The American people need an economy that works for them. The only way that will happen is if we have a tax code that rewards Main Street job creation, empowers our businesses and workers, and allows people to keep more of their hard-earned money.
Instead, we now have a tax code that rewards Washington special interests and empowers our international competitors.
House Republicans have a bold plan to completely overhaul America's broken tax code.
Over 30 years have passed since America last overhauled its tax code. Since then, our international competitors have taken significant action to make their tax systems more competitive for their businesses and workers. Meanwhile, the U.S. tax code has fallen incredibly far behind -- and American workers have watched their jobs move to countries with more competitive tax systems.
Today, our competitors are outperforming us in three crucial areas:
First, America has the highest corporate income tax rate in the developed world. Currently at 35 percent, it's at least 10 to 15 points higher than most of our major international competitors, making it more difficult for our businesses to compete globally and create good-paying jobs at home.
Second, America continues to fall behind because, unlike our competitors, we force our global businesses to pay U.S. taxes on their foreign earnings. Our current tax system encourages U.S. businesses to leave profits overseas or use them to expand foreign operations rather than investing the money to grow jobs and wages in our communities.
Finally, our broken code results in unfair double taxation of "Made in America" products. Using a "border adjustable" approach, our competitors take taxes off their own exports when their products are sold in America, and they add taxes onto American products sold in their countries. Ultimately, this means American exports are subject to full U.S. taxes plus tax in the foreign market. In contrast, imports come into America with foreign taxes removed and bear no U.S. tax.
As a result, our businesses, workers, and products are at a tax disadvantage here at home and throughout the world. Japanese tech products have a tax advantage over Florida tech products. Mexican agriculture is favored over Texas agriculture.
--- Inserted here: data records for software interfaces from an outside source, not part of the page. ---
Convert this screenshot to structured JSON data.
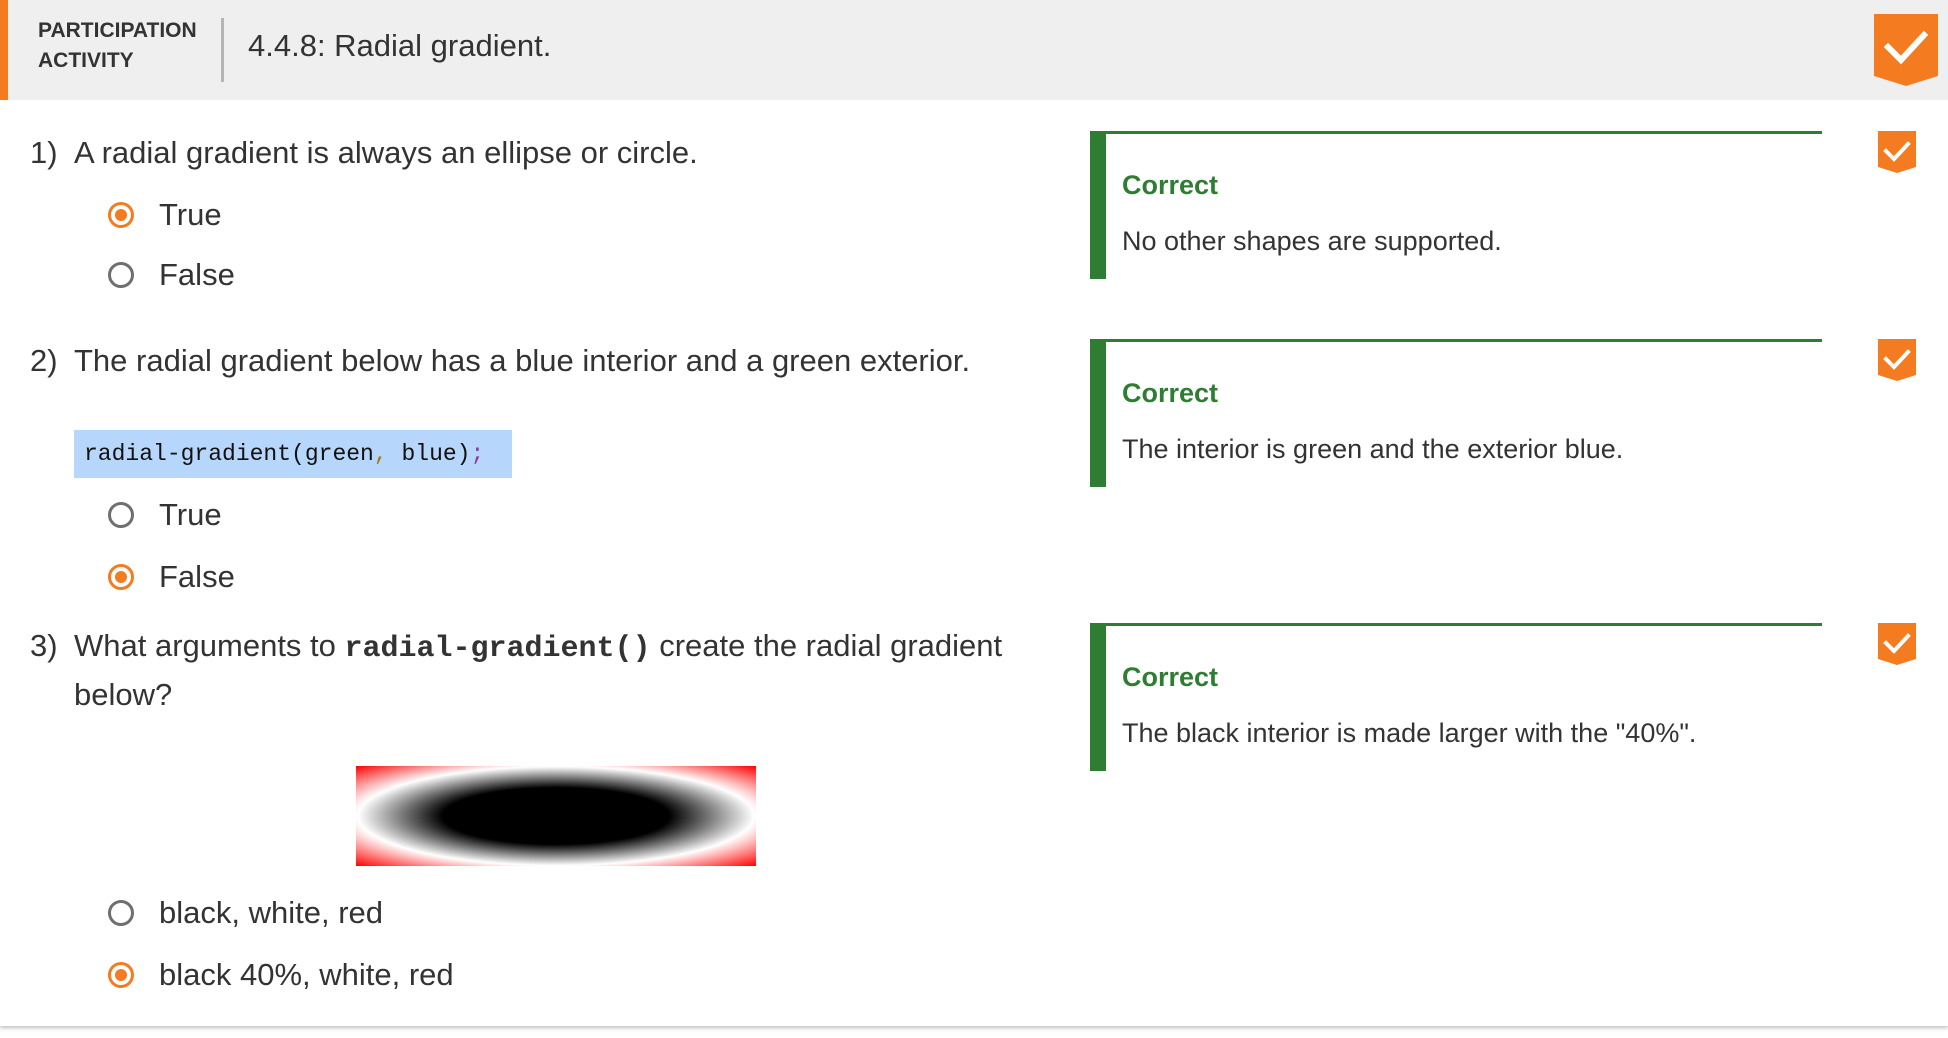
{
  "header": {
    "label_line1": "PARTICIPATION",
    "label_line2": "ACTIVITY",
    "title": "4.4.8: Radial gradient."
  },
  "questions": [
    {
      "number": "1)",
      "text": "A radial gradient is always an ellipse or circle.",
      "options": [
        {
          "label": "True",
          "selected": true
        },
        {
          "label": "False",
          "selected": false
        }
      ],
      "feedback": {
        "title": "Correct",
        "text": "No other shapes are supported."
      }
    },
    {
      "number": "2)",
      "text": "The radial gradient below has a blue interior and a green exterior.",
      "code": {
        "fn": "radial-gradient(green",
        "comma": ",",
        "rest": " blue)",
        "semi": ";"
      },
      "options": [
        {
          "label": "True",
          "selected": false
        },
        {
          "label": "False",
          "selected": true
        }
      ],
      "feedback": {
        "title": "Correct",
        "text": "The interior is green and the exterior blue."
      }
    },
    {
      "number": "3)",
      "text_before": "What arguments to ",
      "text_code": "radial-gradient()",
      "text_after": " create the radial gradient below?",
      "options": [
        {
          "label": "black, white, red",
          "selected": false
        },
        {
          "label": "black 40%, white, red",
          "selected": true
        }
      ],
      "feedback": {
        "title": "Correct",
        "text": "The black interior is made larger with the \"40%\"."
      }
    }
  ],
  "colors": {
    "accent": "#f47b20",
    "correct_green": "#2e7d32",
    "code_bg": "#b7d6fc",
    "header_bg": "#efefef"
  }
}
The list goes on.
These tax disadvantages distort true competition, rewarding work that is outsourced instead of boosting productivity and wage growth for Americans. Entire communities can be devastated as our tax system encourages businesses to move jobs and manufacturing facilities abroad.
We cannot afford to settle for a broken tax code that drives jobs overseas and rewards foreign products over "Made in America" products. We need a completely redesigned tax system that provides American businesses and workers with the greatest opportunity to compete and win.
Our plan will lower the U.S. corporate tax rate from 35 percent to 20 percent. We eliminate the tax barriers preventing American businesses from bringing home foreign earnings to invest in our communities. And, when it comes to imports and exports, we propose a simple and powerful solution: fair and equal taxation.
Under our border adjustable approach, all products sold in America will be taxed at a low, equal rate -- regardless of where the product is made. No more tax advantages for foreign products at the expense of American businesses and workers. No more tax incentives to move jobs or manufacturing plants overseas.
This fair approach will restore true competition in America, empowering our consumers and workers by making businesses compete harder on price, quality, and service. And, when combined with all of the historic solutions in our plan, it will establish our nation as a 21st-century magnet for job growth and economic development.
This year, we have a once-in-a-generation opportunity to unleash American competitiveness through pro-growth tax reform. Let's go bold and deliver a tax code that finally helps our businesses and workers succeed.
Congressman Kevin Brady represents the 8th District of Texas and serves as chairman of the House Ways and Means Committee. He wrote this for the Orlando Sentinel.